**Work item**
Show each line of the entries below in which the word "false" appears.

[Records from a collection]
◇ ◇ ◇

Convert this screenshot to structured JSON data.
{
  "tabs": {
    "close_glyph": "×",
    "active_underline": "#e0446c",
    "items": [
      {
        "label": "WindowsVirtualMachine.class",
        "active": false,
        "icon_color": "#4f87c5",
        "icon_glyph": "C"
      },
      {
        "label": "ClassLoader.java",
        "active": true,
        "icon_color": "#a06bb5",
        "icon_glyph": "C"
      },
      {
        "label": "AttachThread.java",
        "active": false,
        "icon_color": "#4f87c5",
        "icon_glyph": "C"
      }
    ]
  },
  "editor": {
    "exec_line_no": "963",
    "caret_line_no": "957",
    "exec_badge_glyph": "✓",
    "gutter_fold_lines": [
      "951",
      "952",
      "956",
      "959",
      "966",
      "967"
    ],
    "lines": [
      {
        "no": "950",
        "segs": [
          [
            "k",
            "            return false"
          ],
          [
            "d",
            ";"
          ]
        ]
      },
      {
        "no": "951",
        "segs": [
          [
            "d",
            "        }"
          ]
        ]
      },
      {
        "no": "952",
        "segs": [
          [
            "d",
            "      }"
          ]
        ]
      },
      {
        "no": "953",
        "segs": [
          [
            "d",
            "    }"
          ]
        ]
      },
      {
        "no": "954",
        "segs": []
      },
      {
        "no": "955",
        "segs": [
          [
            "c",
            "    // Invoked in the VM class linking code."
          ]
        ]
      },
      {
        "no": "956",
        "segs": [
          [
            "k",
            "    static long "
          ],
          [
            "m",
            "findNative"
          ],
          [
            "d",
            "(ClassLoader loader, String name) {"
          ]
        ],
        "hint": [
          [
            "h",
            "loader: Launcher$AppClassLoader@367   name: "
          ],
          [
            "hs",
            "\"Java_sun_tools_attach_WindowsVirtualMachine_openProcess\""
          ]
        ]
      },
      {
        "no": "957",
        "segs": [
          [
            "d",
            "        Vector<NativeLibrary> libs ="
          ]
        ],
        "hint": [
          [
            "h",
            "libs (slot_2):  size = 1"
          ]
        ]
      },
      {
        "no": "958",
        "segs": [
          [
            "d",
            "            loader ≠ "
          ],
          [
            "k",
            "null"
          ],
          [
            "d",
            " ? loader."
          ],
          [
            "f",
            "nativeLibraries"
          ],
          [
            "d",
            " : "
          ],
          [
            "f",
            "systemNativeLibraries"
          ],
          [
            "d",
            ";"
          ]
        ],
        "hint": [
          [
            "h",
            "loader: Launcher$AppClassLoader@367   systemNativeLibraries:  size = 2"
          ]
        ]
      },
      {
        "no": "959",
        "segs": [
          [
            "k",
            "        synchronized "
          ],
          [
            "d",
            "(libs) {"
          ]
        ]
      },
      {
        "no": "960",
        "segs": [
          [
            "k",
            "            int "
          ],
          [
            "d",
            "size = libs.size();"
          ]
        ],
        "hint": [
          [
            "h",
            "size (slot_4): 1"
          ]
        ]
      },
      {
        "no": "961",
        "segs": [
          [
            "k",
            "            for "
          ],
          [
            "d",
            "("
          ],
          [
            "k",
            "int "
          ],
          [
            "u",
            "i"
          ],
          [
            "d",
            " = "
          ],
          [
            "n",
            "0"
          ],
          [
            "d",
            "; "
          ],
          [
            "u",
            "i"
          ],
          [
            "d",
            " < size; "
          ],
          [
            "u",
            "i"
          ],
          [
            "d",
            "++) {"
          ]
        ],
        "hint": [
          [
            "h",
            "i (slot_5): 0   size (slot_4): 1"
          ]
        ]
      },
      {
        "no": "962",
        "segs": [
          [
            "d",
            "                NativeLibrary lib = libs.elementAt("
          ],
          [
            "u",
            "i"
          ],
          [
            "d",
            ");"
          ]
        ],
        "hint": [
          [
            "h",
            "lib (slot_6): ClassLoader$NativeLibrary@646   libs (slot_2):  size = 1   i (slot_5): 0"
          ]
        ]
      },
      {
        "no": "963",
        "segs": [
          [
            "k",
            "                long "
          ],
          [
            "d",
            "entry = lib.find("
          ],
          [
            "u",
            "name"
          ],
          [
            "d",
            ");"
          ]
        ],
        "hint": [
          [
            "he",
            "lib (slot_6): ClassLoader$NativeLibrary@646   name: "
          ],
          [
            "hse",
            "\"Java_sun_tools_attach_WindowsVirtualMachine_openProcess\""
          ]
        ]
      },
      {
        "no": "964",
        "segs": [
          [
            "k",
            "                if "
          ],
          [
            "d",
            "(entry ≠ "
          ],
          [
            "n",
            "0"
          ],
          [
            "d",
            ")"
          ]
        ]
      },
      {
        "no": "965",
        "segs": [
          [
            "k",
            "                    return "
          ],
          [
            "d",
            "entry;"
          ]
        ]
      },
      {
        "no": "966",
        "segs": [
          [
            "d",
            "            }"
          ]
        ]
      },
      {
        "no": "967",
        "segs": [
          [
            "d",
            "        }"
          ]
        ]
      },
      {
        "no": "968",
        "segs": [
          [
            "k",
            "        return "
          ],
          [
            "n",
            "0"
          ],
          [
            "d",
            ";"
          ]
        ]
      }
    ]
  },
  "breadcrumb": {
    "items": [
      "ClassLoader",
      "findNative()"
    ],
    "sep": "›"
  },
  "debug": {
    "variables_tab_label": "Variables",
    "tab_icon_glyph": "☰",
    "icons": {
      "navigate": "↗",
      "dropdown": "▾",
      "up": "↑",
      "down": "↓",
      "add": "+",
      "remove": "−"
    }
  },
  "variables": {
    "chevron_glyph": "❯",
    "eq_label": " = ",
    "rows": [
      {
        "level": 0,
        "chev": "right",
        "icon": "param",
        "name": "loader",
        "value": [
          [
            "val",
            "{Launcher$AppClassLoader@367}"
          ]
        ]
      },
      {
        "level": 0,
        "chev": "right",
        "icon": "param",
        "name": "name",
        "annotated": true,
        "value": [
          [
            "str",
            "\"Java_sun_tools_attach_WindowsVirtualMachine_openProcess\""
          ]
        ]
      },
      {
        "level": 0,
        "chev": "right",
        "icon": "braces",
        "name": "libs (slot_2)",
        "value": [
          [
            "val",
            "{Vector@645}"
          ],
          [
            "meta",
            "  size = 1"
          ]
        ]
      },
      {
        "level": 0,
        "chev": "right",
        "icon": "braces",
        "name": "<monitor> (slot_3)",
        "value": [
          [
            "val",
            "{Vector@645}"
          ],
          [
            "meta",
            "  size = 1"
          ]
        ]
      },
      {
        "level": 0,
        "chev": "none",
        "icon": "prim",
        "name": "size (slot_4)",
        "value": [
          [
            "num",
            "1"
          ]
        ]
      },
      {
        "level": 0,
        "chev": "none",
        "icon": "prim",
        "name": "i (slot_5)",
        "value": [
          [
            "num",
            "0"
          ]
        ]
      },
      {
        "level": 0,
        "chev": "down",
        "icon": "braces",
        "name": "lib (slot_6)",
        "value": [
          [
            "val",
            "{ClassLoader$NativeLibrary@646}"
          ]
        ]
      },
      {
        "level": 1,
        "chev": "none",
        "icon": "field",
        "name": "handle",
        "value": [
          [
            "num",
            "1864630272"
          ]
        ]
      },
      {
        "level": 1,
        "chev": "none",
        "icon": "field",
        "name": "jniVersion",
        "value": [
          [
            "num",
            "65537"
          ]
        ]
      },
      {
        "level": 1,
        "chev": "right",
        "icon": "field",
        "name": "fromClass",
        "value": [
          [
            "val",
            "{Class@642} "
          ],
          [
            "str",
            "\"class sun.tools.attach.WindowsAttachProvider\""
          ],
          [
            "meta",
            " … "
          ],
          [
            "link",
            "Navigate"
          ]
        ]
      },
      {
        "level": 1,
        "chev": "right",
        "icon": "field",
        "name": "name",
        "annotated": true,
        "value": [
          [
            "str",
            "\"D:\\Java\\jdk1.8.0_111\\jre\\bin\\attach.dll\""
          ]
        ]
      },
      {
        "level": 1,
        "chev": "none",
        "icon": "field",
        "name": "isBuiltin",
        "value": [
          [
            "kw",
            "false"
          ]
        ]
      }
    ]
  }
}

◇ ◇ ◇

**Task output**
        "active": false,
        "active": false,
            "            return false"
            "false"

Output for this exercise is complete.